However last weekend, good fortune (and sheer cheek) smiled on me as I asked a colleague who was spending the weekend in Maputo for their car. They acquiesed. I had a car for the weekend!! I could explore in Beira! Unfortunately, Friday and Saturday were late nights at work, which meant the only day I had to explore was Sunday.
My first stop was a actually not too far from where I live: A skeleton of a ship next to a light house. Seeing that mass of steel shatttered, broken and destroyed on the beach gave me the same feeling I get when I see dead animals on the road. For all the morbidity of my thoughts, I had a lot of fun just taking photos. It was a beautiful day for that as the blue sky constrasted beautifully with rusty orange browns of the wreck. After my photography fix, I could tick off objective number one for the day. Objective number two was to visit downtown Beira and take some photos.
Downtown Beira… It’s a hard one to describe… Keep in mind Beira is Mozambique’s second biggest city, however it does not always feel like it. For some historical context, Beira suffered as did most of Mozambique during the country’s civil war between RENAMO and FRELIMO. Beira was sort of a base for RENAMO and offered support to the governing FRELIMO movement. With end of the civil war it seems like Beira suffered a lack of investment due to its allegiances to RENAMO.
This lack of investment is clearly visible in downtown Beira. The city still retains most of its colonial layout wide avenues leading to squares. However, downtown feels abandoned and at times looks slightly deserted. New buildings or renovated buildings are few and far between. There are some buildings which, if restored could retain their initial beauty, such as the national thearte and cinema. The afternoon we were driving around, there were very few people around. It’s a pity as you can see traces of the beauty the city once had.

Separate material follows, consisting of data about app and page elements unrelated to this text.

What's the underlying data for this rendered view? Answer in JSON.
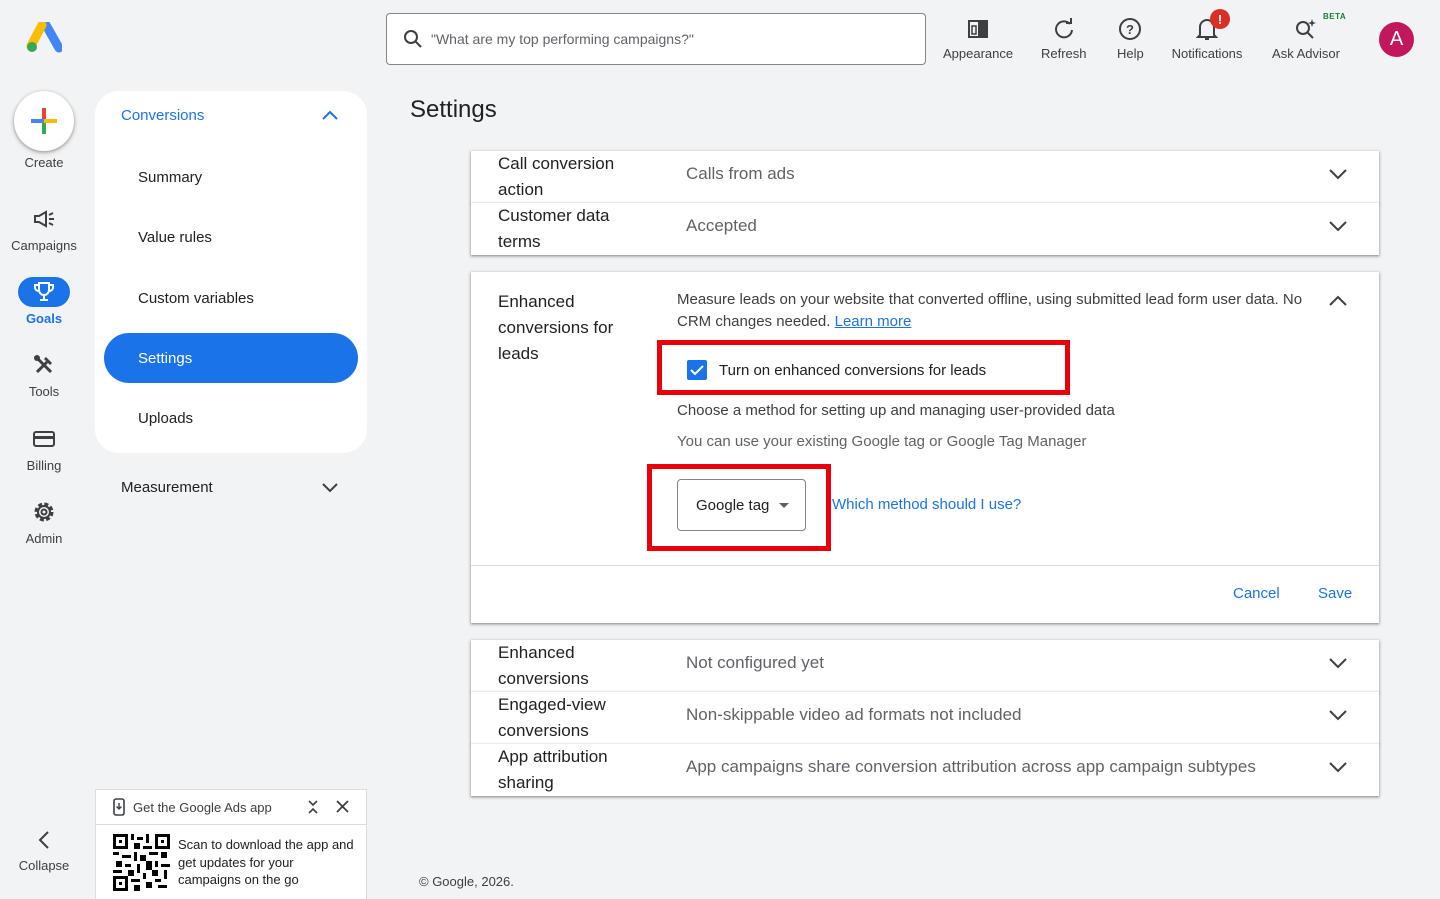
{
  "header": {
    "search_placeholder": "\"What are my top performing campaigns?\"",
    "appearance_label": "Appearance",
    "refresh_label": "Refresh",
    "help_label": "Help",
    "notifications_label": "Notifications",
    "notifications_badge": "!",
    "ask_advisor_label": "Ask Advisor",
    "ask_advisor_badge": "BETA",
    "avatar_initial": "A"
  },
  "rail": {
    "create_label": "Create",
    "items": [
      {
        "label": "Campaigns",
        "icon": "megaphone-icon"
      },
      {
        "label": "Goals",
        "icon": "trophy-icon"
      },
      {
        "label": "Tools",
        "icon": "tools-icon"
      },
      {
        "label": "Billing",
        "icon": "card-icon"
      },
      {
        "label": "Admin",
        "icon": "gear-icon"
      }
    ],
    "collapse_label": "Collapse"
  },
  "subnav": {
    "section_title": "Conversions",
    "items": [
      "Summary",
      "Value rules",
      "Custom variables",
      "Settings",
      "Uploads"
    ],
    "measurement_label": "Measurement"
  },
  "promo": {
    "title": "Get the Google Ads app",
    "text": "Scan to download the app and get updates for your campaigns on the go"
  },
  "main": {
    "title": "Settings",
    "rows_top": [
      {
        "name": "Call conversion action",
        "value": "Calls from ads"
      },
      {
        "name": "Customer data terms",
        "value": "Accepted"
      }
    ],
    "enhanced_leads": {
      "name": "Enhanced conversions for leads",
      "description": "Measure leads on your website that converted offline, using submitted lead form user data. No CRM changes needed.",
      "learn_more": "Learn more",
      "checkbox_label": "Turn on enhanced conversions for leads",
      "checkbox_checked": true,
      "method_heading": "Choose a method for setting up and managing user-provided data",
      "method_hint": "You can use your existing Google tag or Google Tag Manager",
      "dropdown_value": "Google tag",
      "which_method_link": "Which method should I use?",
      "cancel_label": "Cancel",
      "save_label": "Save"
    },
    "rows_bottom": [
      {
        "name": "Enhanced conversions",
        "value": "Not configured yet"
      },
      {
        "name": "Engaged-view conversions",
        "value": "Non-skippable video ad formats not included"
      },
      {
        "name": "App attribution sharing",
        "value": "App campaigns share conversion attribution across app campaign subtypes"
      }
    ]
  },
  "footer": {
    "copyright": "© Google, 2026."
  },
  "colors": {
    "accent": "#1a73e8",
    "highlight": "#e8000b",
    "avatar": "#c2185b"
  }
}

However, this does not mean the city does not have its charm. I honestly like the African organised chaos that exists in the city. A great example of this is an organised informal market across the city’s biggest Supermarket. My colleague and I decided to go there after seeing the city centre to see what the market we drive past everyday is like. It is slightly chaotic for an outsider, but I’m sure a local would know exactly where to go for what he needed.
One stall will sell locks, electrical plugs and some cables, while the the adjecent stall will sell shoes. This junxtaposition is found everywhere in the market as fish is sold right next to clothes and alcohol next to toys. I didn’t take out my camera so as not to draw more atention to myself (we were the only white folks in the market), but it was interesting to see where Beira’s less fortunate go to shop.
Our final stop for the day was a place which was one of my initial images of Beira during my online searches before moving here: Grande Hotel Beira. This luxury hotel was opened in Beira in 1952 and was dubbed the ´Pride of Africa´. Though this hotel turned out to be a white elephant from the start as it was never profitable. Ten years after it was opened, the hotel closed with merely the conference centre and swimming pool being used. During the civil war it was used as a refugee camp and now it is home to over 2000 squatters who live in substrandard conditions.
We took some photos of the (not so) Grande Hotel and watched the sun set on it, just like the sun set on its fortunes…
This ended my day tour of Beira. It was great to finally see some more of this city I’ve been living in for over three months now.